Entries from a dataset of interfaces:
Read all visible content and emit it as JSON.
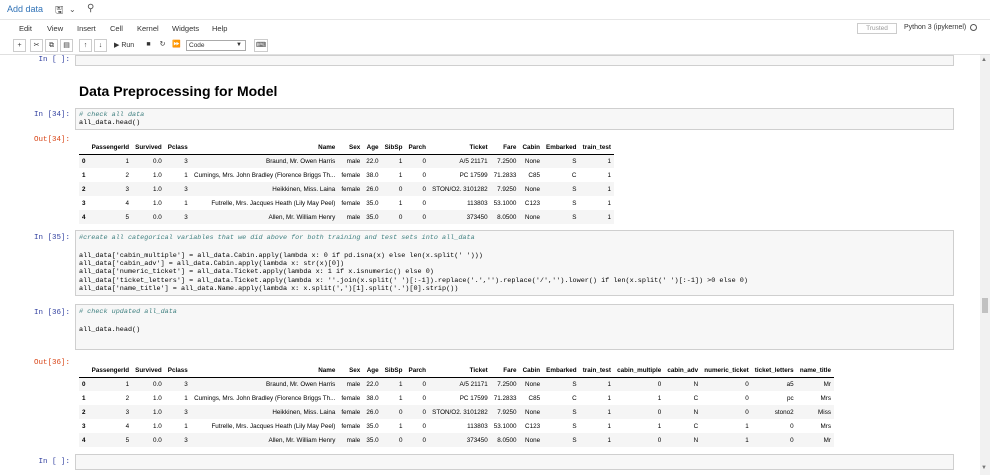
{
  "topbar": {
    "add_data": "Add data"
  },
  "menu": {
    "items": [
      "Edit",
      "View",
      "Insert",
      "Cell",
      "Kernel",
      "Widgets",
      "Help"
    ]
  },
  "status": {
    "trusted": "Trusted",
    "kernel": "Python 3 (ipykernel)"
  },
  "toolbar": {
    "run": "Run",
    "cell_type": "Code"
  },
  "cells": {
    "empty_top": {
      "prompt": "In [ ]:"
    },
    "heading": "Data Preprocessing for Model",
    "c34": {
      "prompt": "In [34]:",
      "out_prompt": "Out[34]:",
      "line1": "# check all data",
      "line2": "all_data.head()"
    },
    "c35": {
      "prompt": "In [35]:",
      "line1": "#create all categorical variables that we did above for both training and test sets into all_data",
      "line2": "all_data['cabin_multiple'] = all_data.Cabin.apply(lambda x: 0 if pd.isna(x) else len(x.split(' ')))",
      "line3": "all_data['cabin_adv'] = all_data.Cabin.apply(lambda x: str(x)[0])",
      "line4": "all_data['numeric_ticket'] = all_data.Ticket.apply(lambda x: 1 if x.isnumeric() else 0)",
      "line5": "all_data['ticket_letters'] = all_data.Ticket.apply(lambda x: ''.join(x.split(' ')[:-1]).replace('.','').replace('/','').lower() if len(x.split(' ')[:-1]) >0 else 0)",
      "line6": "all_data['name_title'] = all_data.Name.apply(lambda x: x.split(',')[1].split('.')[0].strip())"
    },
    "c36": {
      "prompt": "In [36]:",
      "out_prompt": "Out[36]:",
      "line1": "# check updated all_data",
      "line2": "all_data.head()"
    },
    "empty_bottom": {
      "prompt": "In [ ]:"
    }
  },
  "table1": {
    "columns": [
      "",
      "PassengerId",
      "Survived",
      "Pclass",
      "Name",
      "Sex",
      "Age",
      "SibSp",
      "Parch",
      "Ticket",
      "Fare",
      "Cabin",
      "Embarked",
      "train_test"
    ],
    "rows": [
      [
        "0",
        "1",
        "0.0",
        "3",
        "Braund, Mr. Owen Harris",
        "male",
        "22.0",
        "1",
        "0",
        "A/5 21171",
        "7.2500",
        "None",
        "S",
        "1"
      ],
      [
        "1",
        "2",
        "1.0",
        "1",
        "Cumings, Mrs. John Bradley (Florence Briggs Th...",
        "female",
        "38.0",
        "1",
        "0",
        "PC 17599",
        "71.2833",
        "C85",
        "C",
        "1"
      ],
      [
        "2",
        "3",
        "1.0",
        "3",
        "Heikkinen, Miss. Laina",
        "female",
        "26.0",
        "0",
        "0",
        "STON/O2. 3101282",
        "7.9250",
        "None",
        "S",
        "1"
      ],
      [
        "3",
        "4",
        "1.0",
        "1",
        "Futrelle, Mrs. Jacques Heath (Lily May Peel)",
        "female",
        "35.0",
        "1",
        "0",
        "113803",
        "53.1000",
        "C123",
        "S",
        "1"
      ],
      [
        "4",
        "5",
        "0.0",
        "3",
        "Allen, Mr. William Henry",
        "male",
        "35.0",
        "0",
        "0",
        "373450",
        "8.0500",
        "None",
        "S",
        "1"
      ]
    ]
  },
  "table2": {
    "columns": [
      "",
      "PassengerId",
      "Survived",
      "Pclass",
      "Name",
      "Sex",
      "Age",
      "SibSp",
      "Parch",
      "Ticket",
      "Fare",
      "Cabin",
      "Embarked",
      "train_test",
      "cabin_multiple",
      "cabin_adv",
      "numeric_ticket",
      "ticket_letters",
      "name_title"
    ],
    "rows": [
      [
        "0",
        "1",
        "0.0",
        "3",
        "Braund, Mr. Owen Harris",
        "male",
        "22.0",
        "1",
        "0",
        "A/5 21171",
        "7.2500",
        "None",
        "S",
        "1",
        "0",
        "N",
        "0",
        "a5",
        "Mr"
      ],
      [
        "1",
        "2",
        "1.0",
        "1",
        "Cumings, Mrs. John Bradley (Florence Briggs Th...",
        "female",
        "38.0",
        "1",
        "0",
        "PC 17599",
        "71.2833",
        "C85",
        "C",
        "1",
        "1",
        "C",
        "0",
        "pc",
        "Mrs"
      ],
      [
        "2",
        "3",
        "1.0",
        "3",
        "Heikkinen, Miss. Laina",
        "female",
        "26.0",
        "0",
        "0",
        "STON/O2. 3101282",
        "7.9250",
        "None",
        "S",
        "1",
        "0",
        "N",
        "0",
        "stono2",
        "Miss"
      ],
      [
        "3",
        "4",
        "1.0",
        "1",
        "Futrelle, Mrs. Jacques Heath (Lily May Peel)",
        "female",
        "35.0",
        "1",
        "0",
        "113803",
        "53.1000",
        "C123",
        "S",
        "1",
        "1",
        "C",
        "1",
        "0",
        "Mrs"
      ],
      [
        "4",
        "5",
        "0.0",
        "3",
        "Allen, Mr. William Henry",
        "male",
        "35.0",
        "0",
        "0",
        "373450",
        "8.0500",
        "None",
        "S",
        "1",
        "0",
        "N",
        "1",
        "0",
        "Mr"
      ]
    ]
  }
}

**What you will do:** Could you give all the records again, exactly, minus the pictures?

**Exercise answer:**
Read all visible content and emit it as JSON.
{
  "topbar": {
    "add_data": "Add data"
  },
  "menu": {
    "items": [
      "Edit",
      "View",
      "Insert",
      "Cell",
      "Kernel",
      "Widgets",
      "Help"
    ]
  },
  "status": {
    "trusted": "Trusted",
    "kernel": "Python 3 (ipykernel)"
  },
  "toolbar": {
    "run": "Run",
    "cell_type": "Code"
  },
  "cells": {
    "empty_top": {
      "prompt": "In [ ]:"
    },
    "heading": "Data Preprocessing for Model",
    "c34": {
      "prompt": "In [34]:",
      "out_prompt": "Out[34]:",
      "line1": "# check all data",
      "line2": "all_data.head()"
    },
    "c35": {
      "prompt": "In [35]:",
      "line1": "#create all categorical variables that we did above for both training and test sets into all_data",
      "line2": "all_data['cabin_multiple'] = all_data.Cabin.apply(lambda x: 0 if pd.isna(x) else len(x.split(' ')))",
      "line3": "all_data['cabin_adv'] = all_data.Cabin.apply(lambda x: str(x)[0])",
      "line4": "all_data['numeric_ticket'] = all_data.Ticket.apply(lambda x: 1 if x.isnumeric() else 0)",
      "line5": "all_data['ticket_letters'] = all_data.Ticket.apply(lambda x: ''.join(x.split(' ')[:-1]).replace('.','').replace('/','').lower() if len(x.split(' ')[:-1]) >0 else 0)",
      "line6": "all_data['name_title'] = all_data.Name.apply(lambda x: x.split(',')[1].split('.')[0].strip())"
    },
    "c36": {
      "prompt": "In [36]:",
      "out_prompt": "Out[36]:",
      "line1": "# check updated all_data",
      "line2": "all_data.head()"
    },
    "empty_bottom": {
      "prompt": "In [ ]:"
    }
  },
  "table1": {
    "columns": [
      "",
      "PassengerId",
      "Survived",
      "Pclass",
      "Name",
      "Sex",
      "Age",
      "SibSp",
      "Parch",
      "Ticket",
      "Fare",
      "Cabin",
      "Embarked",
      "train_test"
    ],
    "rows": [
      [
        "0",
        "1",
        "0.0",
        "3",
        "Braund, Mr. Owen Harris",
        "male",
        "22.0",
        "1",
        "0",
        "A/5 21171",
        "7.2500",
        "None",
        "S",
        "1"
      ],
      [
        "1",
        "2",
        "1.0",
        "1",
        "Cumings, Mrs. John Bradley (Florence Briggs Th...",
        "female",
        "38.0",
        "1",
        "0",
        "PC 17599",
        "71.2833",
        "C85",
        "C",
        "1"
      ],
      [
        "2",
        "3",
        "1.0",
        "3",
        "Heikkinen, Miss. Laina",
        "female",
        "26.0",
        "0",
        "0",
        "STON/O2. 3101282",
        "7.9250",
        "None",
        "S",
        "1"
      ],
      [
        "3",
        "4",
        "1.0",
        "1",
        "Futrelle, Mrs. Jacques Heath (Lily May Peel)",
        "female",
        "35.0",
        "1",
        "0",
        "113803",
        "53.1000",
        "C123",
        "S",
        "1"
      ],
      [
        "4",
        "5",
        "0.0",
        "3",
        "Allen, Mr. William Henry",
        "male",
        "35.0",
        "0",
        "0",
        "373450",
        "8.0500",
        "None",
        "S",
        "1"
      ]
    ]
  },
  "table2": {
    "columns": [
      "",
      "PassengerId",
      "Survived",
      "Pclass",
      "Name",
      "Sex",
      "Age",
      "SibSp",
      "Parch",
      "Ticket",
      "Fare",
      "Cabin",
      "Embarked",
      "train_test",
      "cabin_multiple",
      "cabin_adv",
      "numeric_ticket",
      "ticket_letters",
      "name_title"
    ],
    "rows": [
      [
        "0",
        "1",
        "0.0",
        "3",
        "Braund, Mr. Owen Harris",
        "male",
        "22.0",
        "1",
        "0",
        "A/5 21171",
        "7.2500",
        "None",
        "S",
        "1",
        "0",
        "N",
        "0",
        "a5",
        "Mr"
      ],
      [
        "1",
        "2",
        "1.0",
        "1",
        "Cumings, Mrs. John Bradley (Florence Briggs Th...",
        "female",
        "38.0",
        "1",
        "0",
        "PC 17599",
        "71.2833",
        "C85",
        "C",
        "1",
        "1",
        "C",
        "0",
        "pc",
        "Mrs"
      ],
      [
        "2",
        "3",
        "1.0",
        "3",
        "Heikkinen, Miss. Laina",
        "female",
        "26.0",
        "0",
        "0",
        "STON/O2. 3101282",
        "7.9250",
        "None",
        "S",
        "1",
        "0",
        "N",
        "0",
        "stono2",
        "Miss"
      ],
      [
        "3",
        "4",
        "1.0",
        "1",
        "Futrelle, Mrs. Jacques Heath (Lily May Peel)",
        "female",
        "35.0",
        "1",
        "0",
        "113803",
        "53.1000",
        "C123",
        "S",
        "1",
        "1",
        "C",
        "1",
        "0",
        "Mrs"
      ],
      [
        "4",
        "5",
        "0.0",
        "3",
        "Allen, Mr. William Henry",
        "male",
        "35.0",
        "0",
        "0",
        "373450",
        "8.0500",
        "None",
        "S",
        "1",
        "0",
        "N",
        "1",
        "0",
        "Mr"
      ]
    ]
  }
}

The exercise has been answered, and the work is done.